there were any American casualties.
All of India's major cities were reportedly on high alert following the
attacks, which came hours after a series of grenade attacks by Islamic militants
killed eight people in the main city of India's part of Kashmir.
Reflecting the fears of coordinated or copycat bombings throughout the world,
even New York City increased its transit security Tuesday with hundreds more
officers patrolling the subways and more random bag searches.
"We take a terror attack in any place in the world, especially one on a
public transport system, as a serious warning," New York Mayor Michael Bloomberg
US President Bush expressed outrage at the attacks and said the United States
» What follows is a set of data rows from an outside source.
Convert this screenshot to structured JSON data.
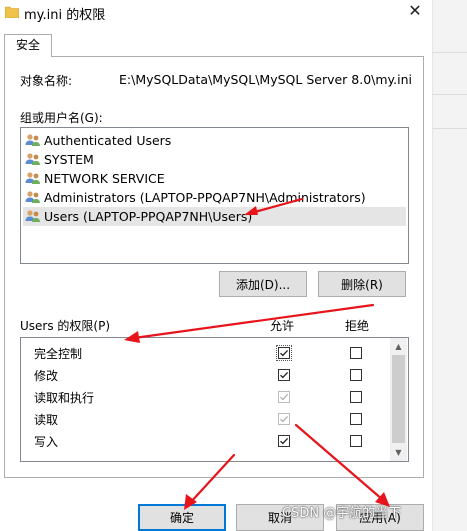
{
  "window": {
    "title": "my.ini 的权限"
  },
  "tabs": [
    {
      "label": "安全"
    }
  ],
  "object": {
    "label": "对象名称:",
    "value": "E:\\MySQLData\\MySQL\\MySQL Server 8.0\\my.ini"
  },
  "groups": {
    "label": "组或用户名(G):",
    "items": [
      {
        "label": "Authenticated Users",
        "selected": false
      },
      {
        "label": "SYSTEM",
        "selected": false
      },
      {
        "label": "NETWORK SERVICE",
        "selected": false
      },
      {
        "label": "Administrators (LAPTOP-PPQAP7NH\\Administrators)",
        "selected": false
      },
      {
        "label": "Users (LAPTOP-PPQAP7NH\\Users)",
        "selected": true
      }
    ]
  },
  "buttons": {
    "add": "添加(D)...",
    "remove": "删除(R)",
    "ok": "确定",
    "cancel": "取消",
    "apply": "应用(A)"
  },
  "permissions": {
    "label": "Users 的权限(P)",
    "allow_header": "允许",
    "deny_header": "拒绝",
    "rows": [
      {
        "name": "完全控制",
        "allow": true,
        "allow_inherited": false,
        "deny": false
      },
      {
        "name": "修改",
        "allow": true,
        "allow_inherited": false,
        "deny": false
      },
      {
        "name": "读取和执行",
        "allow": true,
        "allow_inherited": true,
        "deny": false
      },
      {
        "name": "读取",
        "allow": true,
        "allow_inherited": true,
        "deny": false
      },
      {
        "name": "写入",
        "allow": true,
        "allow_inherited": false,
        "deny": false
      }
    ]
  },
  "watermark": "CSDN @宇航的当下",
  "colors": {
    "annotation": "#e8141b",
    "selection": "#e5e5e5",
    "default_button_border": "#0078d7"
  },
  "icons": {
    "title": "folder-icon",
    "user": "users-group-icon",
    "close": "close-icon"
  }
}
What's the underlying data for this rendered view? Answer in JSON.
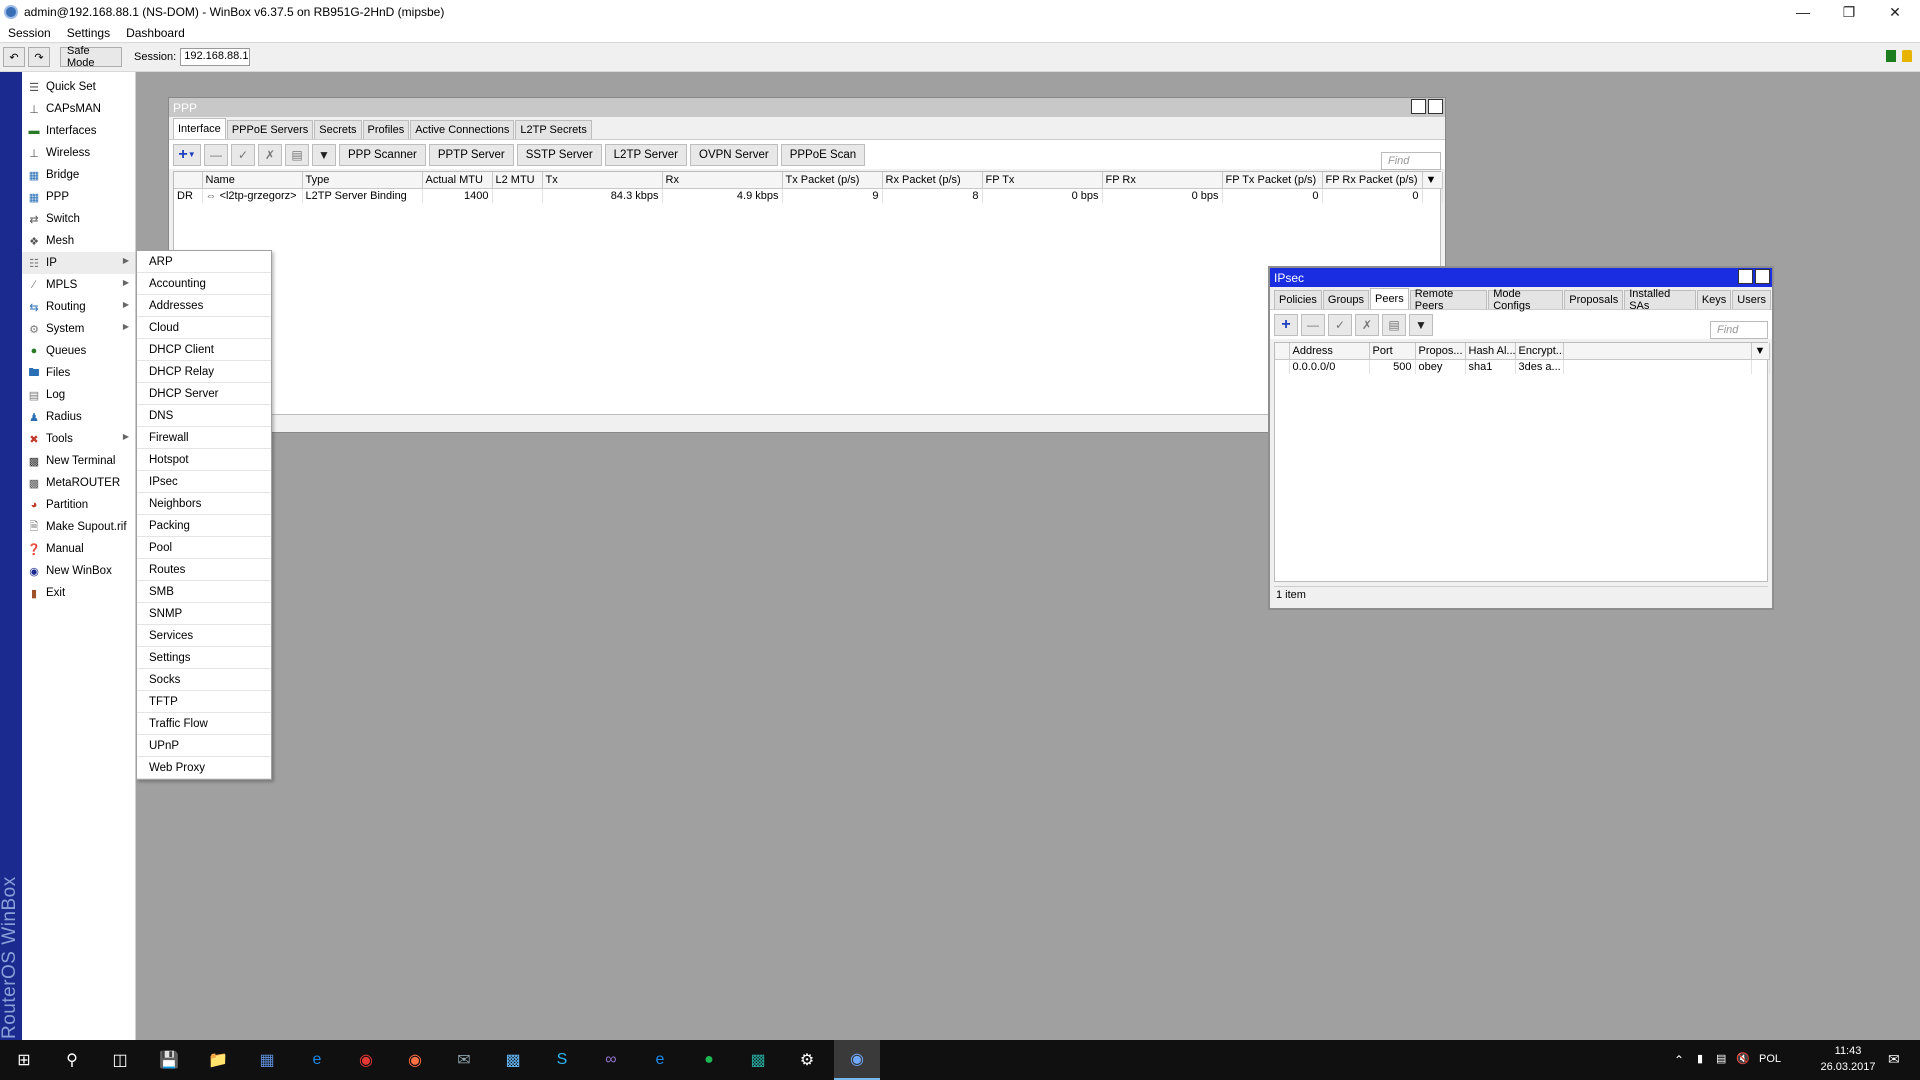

stands with India in the war on terror.
"Such acts only strengthen the resolve of the international community to
stand united against terrorism and to declare unequivocally that there is no
justification for the vicious murder of innocent people," Bush said in a written
Commuter transit systems have been tempting targets for terrorists in recent
years, with bombers killing 191 in Madrid in 2004 and 52 in London last year.
Bombay suffered blasts in 1993 that included the Bombay Stock Exchange,
killing more than 250 people.
A senior Bombay police official, P.S. Pasricha, said Tuesday's explosions
were part of a well-coordinated attack.
Police reportedly carried out raids across the country following the blasts.
One TV station said a suspect was in custody.
India and Pakistan have fought three wars since the subcontinent was
partitioned upon independence from Britain in 1947, two over Kashmir.
Dozens of militant groups have been fighting Indian rule in Kashmir,
demanding the largely Muslim region's independence or merger with Pakistan. New
Delhi has accused Pakistan of training, arming and funding the militants.
Islamabad insists it only offers the rebels diplomatic and moral support.
Pakistani President Gen. Pervez Musharraf offered condolences over the loss
of life Tuesday, his Foreign Ministry said, adding: "Terrorism is a bane of our
times and it must be condemned, rejected and countered effectively and
Accusations of Pakistani involvement in a 2001 attack on India's parliament
put the nuclear-armed rivals on the brink of a fourth war. But since then,
Pakistan and India have embarked on a peace process aimed at resolving their
differences, including the claims to all of Kashmir.
In Washington, a U.S. official who spoke on condition of anonymity because
the events were still unfolding said the coordination of Tuesday's attacks and
the targeting of trains at peak travel times match the modus operandi of two
Islamic groups active in India during the last several years: Lashkar-e-Tayyaba
and Jaish-e-Mohammad. The U.S. government has designated both terrorist
organizations and considers them affiliates of al-Qaida.